Website Heading

CALIFORNIA CORPORATE & SECURITIES LAW

Negotiating Permits?

The title of yesterday’s post may have been a bit recondite for some readers as I never directly mentioned negotiating permits in the post.  Therefore, today’s post will back up a bit and fill in some of the missing pieces.

As noted yesterday, the California Corporate Securities Law prohibits offers of securities by issuers unless the sale has been qualified or is exempt or not subject to qualification.  Cal. Corp. Code § 25110.  The CSL therefore explicitly exempts offers, but not sales, pursuant to a negotiating permit issued by the Commissioner of Business Oversight.  Cal. Corp. Code § 25102(c).  A negotiating permit is subject to the condition that none of the securities may be issued and none of the consideration may be received or accepted until the sale is qualified under the CSL.  Id.  The application for a negotiating permit is made on the same form used to qualify the sale of securities by permit.  10 CCR § 260.102.

Yesterday’s post concerned an exemption for offers not involving a public offering.  Cal. Corp. Code § 25102(a).  That exemption also covers the execution and delivery of any agreement for the sale of securities pursuant to the offer if both of the following conditions are met:

  •  The agreement contains substantially the following provision:
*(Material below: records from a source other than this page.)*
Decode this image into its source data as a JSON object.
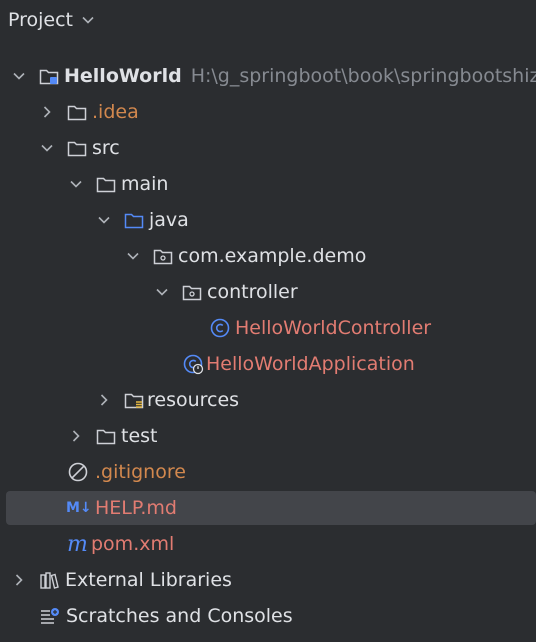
{
  "panel": {
    "title": "Project"
  },
  "tree": {
    "root": {
      "label": "HelloWorld",
      "path": "H:\\g_springboot\\book\\springbootshiz"
    },
    "idea": {
      "label": ".idea"
    },
    "src": {
      "label": "src"
    },
    "main": {
      "label": "main"
    },
    "java": {
      "label": "java"
    },
    "package": {
      "label": "com.example.demo"
    },
    "controller": {
      "label": "controller"
    },
    "controller_class": {
      "label": "HelloWorldController"
    },
    "application_class": {
      "label": "HelloWorldApplication"
    },
    "resources": {
      "label": "resources"
    },
    "test": {
      "label": "test"
    },
    "gitignore": {
      "label": ".gitignore"
    },
    "help": {
      "label": "HELP.md",
      "icon_text": "M↓"
    },
    "pom": {
      "label": "pom.xml",
      "icon_text": "m"
    },
    "external": {
      "label": "External Libraries"
    },
    "scratches": {
      "label": "Scratches and Consoles"
    }
  },
  "colors": {
    "background": "#2b2d30",
    "selection": "#43454a",
    "text": "#dfe1e5",
    "muted_path": "#868a91",
    "ignored_orange": "#d2884e",
    "changed_red": "#e27c72",
    "java_blue": "#548af7"
  },
  "icons": {
    "folder": "folder-icon",
    "module": "module-folder-icon",
    "source_root": "source-root-folder-icon",
    "package": "package-icon",
    "class": "java-class-icon",
    "spring_app": "spring-boot-application-icon",
    "resources": "resources-folder-icon",
    "ignore": "ignore-file-icon",
    "markdown": "markdown-icon",
    "maven": "maven-icon",
    "libraries": "external-libraries-icon",
    "scratches": "scratches-icon"
  }
}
“The sale of the securities that are the subject of this agreement has not been qualified with the Commissioner of Corporations [sic] of the State of California and the issuance of the securities or the payment or receipt of any part of the consideration therefor prior to the qualification is unlawful, unless the sale of securities is exempt from the qualification by Section 25100, 25102, or 25105 of the California Corporations Code. The rights of all parties to this agreement are expressly conditioned upon the qualification being obtained, unless the sale is so exempt”

  • No part of the purchase price is paid or received and none of the securities are issued until the sale of the securities is qualified under the CSL unless the sale of securities is exempt from the qualification by this  Section 25100, 25102 or 25105.

This latter condition precludes reliance on the exemption for an agreement to advance funds to form a corporation on the basis that the advance will be cancelled by the issuance of shares.  The Commissioner of Business Oversight, however, has adopted a rule to address this situation. 10 CCR 260.105.23.  That rule imposes the following conditions:

  • The aggregate amount of the advances or loans made does not substantially exceed the funds required to pay the fees and expenses of organization and the initial issuance of share certificates, including attorney fees.
  • The advance or loan is made by persons, each of whom is in one or more of the following classes:
    • By a corporation, directly or indirectly, that will have a direct or indirect interest in the issuer.
    • By any officer, director or controlling shareholder of such corporation.
    • By any partnership whose business the issuer intends to acquire.
    • By any partner of such partnership.
    • By any person who is or is expected to become an officer or director of the issuer.
  • The number of persons making such advances or loans does not exceed 35.
  • The issuer has not commenced business other than activities in connection with the organization and preparation for regular business or issued shares at the time such advances or loans are made.
  • Prior to the earlier of the commencement of business (other than organizational activities) or the issuance of shares, the issuer qualifies such issuance or such issuance of shares is exempted from qualification under Section 25110 of the Corporations Code.

 

Share on:

ANY QUESTIONS REGARDING CALIFORNIA CORPORATE AND SECURITIES LAW? CONTACT US DIRECTLY

We offer expert advice with the intricacies of California law.

Our years of experience and expertise allow us to help clients navigate the business laws in California.

CONTACT US

Get the latest news and analysis about California Corporate & Securities law. Subscribe to our newsletter today!

We respect your email privacy

Related Articles